This week I dove deeper into the Oral History interview of Judge Sarah Hughes; focusing specifically on her relationship with Lyndon B. Johnson. She spoke of how she initially met Johnson when she was making speeches on his behalf while he was running for the senatorial campaign in 1948 (28 February 1969, 11). She was also actively involved in Kennedy and Johnson’s campaign in 1960. Hughes said, “I got involved in the campaign in Dallas County from the very beginning” (21 March 1969, 19). Kennedy and Johnson came to Texas to campaign and Hughes got to ride in the car with them as they rode from Fort Worth to Dallas; stopping at the towns along the way (21 March 1969, 20). Hughes was able to talk to them in length, thus, forming a closer relationship. She speaks of great length of her interactions with Johnson while participating in the campaign. She also speaks about how she was able to attend the inauguration of President Kennedy, and how she got converse with Johnson while in D.C. at that time.
Hughes interactions with these men are greatly significant because it was Kennedy that appointed Hughes as the U.S. Judge for Northern District of Texas. Because of these connections, one can better understand why Johnson requested to have Hughes give him the presidential oath of office. Everything in this world is about connections, and if she had not made those connections with Johnson then she would not have been photographed in this magnificently historical photo, and, accordingly, would not have been the first woman to administer the oath of office.
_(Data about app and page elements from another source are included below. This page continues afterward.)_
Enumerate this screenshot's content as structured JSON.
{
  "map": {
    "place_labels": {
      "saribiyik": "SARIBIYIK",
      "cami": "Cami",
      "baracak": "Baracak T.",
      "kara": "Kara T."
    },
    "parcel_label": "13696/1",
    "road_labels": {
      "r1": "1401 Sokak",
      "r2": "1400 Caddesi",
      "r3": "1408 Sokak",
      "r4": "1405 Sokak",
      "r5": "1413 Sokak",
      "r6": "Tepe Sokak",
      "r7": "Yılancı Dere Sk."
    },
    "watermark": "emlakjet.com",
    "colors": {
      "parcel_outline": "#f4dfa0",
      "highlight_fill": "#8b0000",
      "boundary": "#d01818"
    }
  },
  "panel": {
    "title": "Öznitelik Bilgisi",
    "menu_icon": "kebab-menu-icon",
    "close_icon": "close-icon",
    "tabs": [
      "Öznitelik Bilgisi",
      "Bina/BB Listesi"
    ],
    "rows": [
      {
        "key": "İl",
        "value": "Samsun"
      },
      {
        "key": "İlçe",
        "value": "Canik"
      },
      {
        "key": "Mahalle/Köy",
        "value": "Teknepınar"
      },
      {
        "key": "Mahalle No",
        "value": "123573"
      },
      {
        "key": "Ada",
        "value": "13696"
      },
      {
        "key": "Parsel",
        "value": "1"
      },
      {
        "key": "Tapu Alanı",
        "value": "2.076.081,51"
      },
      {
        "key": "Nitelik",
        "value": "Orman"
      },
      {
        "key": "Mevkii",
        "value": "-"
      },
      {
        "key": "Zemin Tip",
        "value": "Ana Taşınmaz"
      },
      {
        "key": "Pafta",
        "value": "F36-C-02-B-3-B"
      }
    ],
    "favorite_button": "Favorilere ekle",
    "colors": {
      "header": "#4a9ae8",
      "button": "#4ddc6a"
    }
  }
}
Hughes explains what occurred the day that President Kennedy was assassinated. How she was actually at a luncheon waiting for Kennedy to arrive when she discovered that Kennedy was injured. Then when she left how she found out from someone in a passing car of Kennedy’s death. She talks about her numerous thoughts following the news and about her thoughts when she was called and asked to administer the oath of office to Johnson. She explains what was said on Air Force One among the Johnsons and herself. Also, she speaks of the pose of Mrs. Kennedy and Mrs. Johnson and touches on the controversy over whether it was a Catholic missal or Bible that was used to swear in President Johnson. The interviews also include a copy of an article that Hughes wrote soon after she administered the oath about the swearing in of Johnson.
All of this is crucial to my paper. Hughes had first-hand knowledge of what occurred in the photo and what a part of that magnificent photo. She had a fascinating life that is important to know because it led her to be a part of many exciting moments in history. The photograph speaks volumes about her life regardless of whether many tend to initially recognize it or not.
Next week’s blog post will be my final post since so that I can wrap up my research and focus whole-heartedly on my presentation and paper.
Hughes, Judge Sarah T., interview by Dr. Fred Gantt. Interview with Judge Sarah T. Hughes (January 15, February7, February 28, March 21, April 11, May 16, May 27 1969).